It was hard to leave charming and colonial Granada. After playing like children on an uninhabited island, being amazed on our walk in the cloud rain forest and screaming through an invigorating zip line across the top of the Nicaraguan jungle, it was hard to imagine that anything could beat those experiences. But we had this idea that we should check out off-the-beaten-path San Juan del Sur, where Playa Gigante was known as the most beautiful beach in Nicaragua. The not-so-friendly taxi driver said it would only be about $10 to get to the Bahia Majagual Eco-Lodge, which was billed … More… →
While we were still enjoying the lovely town and relaxing atmosphere of Granada, Nicaragua, we wanted to see the Volcano Mombacho, still active we had been told, as well as the cloud forest in the mountains and to experience the jungle zip line. We were both a little worried about the zip line and whether we could manage climbing a makeshift ladder, 100 metres up a tree! But embarrassed to admit it, we bought the tour and determined to try.

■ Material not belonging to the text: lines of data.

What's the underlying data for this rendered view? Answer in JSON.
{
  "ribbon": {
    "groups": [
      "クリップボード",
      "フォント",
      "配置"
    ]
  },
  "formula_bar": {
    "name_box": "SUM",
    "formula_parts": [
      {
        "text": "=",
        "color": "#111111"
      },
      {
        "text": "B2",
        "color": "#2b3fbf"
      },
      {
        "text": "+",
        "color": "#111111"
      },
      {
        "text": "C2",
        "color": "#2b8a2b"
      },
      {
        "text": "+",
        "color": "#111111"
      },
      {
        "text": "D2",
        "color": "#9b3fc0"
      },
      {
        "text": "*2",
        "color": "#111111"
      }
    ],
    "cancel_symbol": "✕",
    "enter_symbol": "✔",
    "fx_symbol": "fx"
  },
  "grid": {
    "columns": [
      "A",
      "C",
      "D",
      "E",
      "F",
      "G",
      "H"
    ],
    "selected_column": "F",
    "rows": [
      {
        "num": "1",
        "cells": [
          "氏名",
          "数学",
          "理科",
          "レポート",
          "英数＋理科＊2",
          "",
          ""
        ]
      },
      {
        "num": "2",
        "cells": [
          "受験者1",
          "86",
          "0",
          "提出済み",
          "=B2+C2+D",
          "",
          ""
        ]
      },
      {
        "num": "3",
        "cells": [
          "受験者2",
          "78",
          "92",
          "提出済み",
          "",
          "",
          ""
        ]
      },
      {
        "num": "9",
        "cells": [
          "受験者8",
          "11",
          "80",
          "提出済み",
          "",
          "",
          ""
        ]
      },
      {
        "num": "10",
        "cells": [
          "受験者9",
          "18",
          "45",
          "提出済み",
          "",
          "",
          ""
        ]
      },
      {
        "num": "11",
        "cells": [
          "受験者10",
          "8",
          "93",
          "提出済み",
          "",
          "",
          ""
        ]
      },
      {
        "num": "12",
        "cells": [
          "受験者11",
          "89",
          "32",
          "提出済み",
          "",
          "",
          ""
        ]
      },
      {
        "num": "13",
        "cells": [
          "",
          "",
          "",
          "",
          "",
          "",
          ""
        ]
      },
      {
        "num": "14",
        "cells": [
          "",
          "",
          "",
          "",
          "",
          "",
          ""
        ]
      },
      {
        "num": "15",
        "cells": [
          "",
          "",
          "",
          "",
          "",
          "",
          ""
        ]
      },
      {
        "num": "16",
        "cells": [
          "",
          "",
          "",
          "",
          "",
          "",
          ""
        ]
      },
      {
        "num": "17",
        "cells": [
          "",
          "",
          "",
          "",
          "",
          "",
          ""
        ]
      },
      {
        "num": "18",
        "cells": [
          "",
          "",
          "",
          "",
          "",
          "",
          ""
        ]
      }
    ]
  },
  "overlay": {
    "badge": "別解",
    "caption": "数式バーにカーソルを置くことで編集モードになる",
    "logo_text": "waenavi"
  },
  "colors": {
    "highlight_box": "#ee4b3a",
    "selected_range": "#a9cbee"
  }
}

Both tours were private tours with only the tour guides and the two of us. Nice. First … More… →
After missed and delayed flights, and a cramped old hotel in Managua, arriving in Granada was a delightful surprise. It was a pretty town with a gorgeous town square featuring a huge pink and white gazebo, food vendors selling all kinds of snacks and sweets, vendors selling jewelry and hats and balloons, children playing, adults chatting, and everyone just enjoying the splendid sunshine. We spent almost every evening sitting in the town square waiting for the birds to start chirping and sweeping across the square as they nestled into the trees for the night. The Hotel Alhambra, a … More… →
It started with a comedy of errors. Freezing rain cancelled our flight out of Toronto to Nicaragua so there were 40-minute line-ups at the pay phones just to try to re-schedule. T was relatively new at “travel glitches” and was wringing his hands in anxiety. After many years of travel I was used to flight delays, but this long forty-minute wait was getting to me too. We finally gave it up and suddenly found direct line phones where we quickly got re-scheduled on a flight the next morning. Then it was back to the hotel overnight. … More… →
Get New Posts Here
It’s so nice to have you back where you belong…
— Louis Armstrong from Hello Dolly
Shirley and Mr. T
"WHAT A GREAT TRAVEL BOOK! I WANT TO HAVE THE SAME FUN THESE TWO HAVE AND THEIR LEVEL OF DARING."
- Hugh Wiley, Author of Dancing With Change -
"FANTASTIC BOOK. FULL OF TRUE STORIES...THE WRITER ALWAYS MANAGES TO GET HERSELF INTO CRAZY SITUATIONS AND THE READER GETS TAKEN ALONG FOR THE RIDE. "
- Grayson Miller -
THIS IS AN AMAZING BOOK. IT IS SO UP CLOSE AND PERSONAL. I KEPT READING WAY INTO THE NIGHT AND JUST COULD NOT PUT IT DOWN.
- Patti Ernst -
Please remember all photos on this website, unless otherwise noted, are copyrighted and the property of Travel To Little Known Places Website & Shirley Hollick. Please do not use them without my permission. If you do want to use one of them please contact me first. Thank You!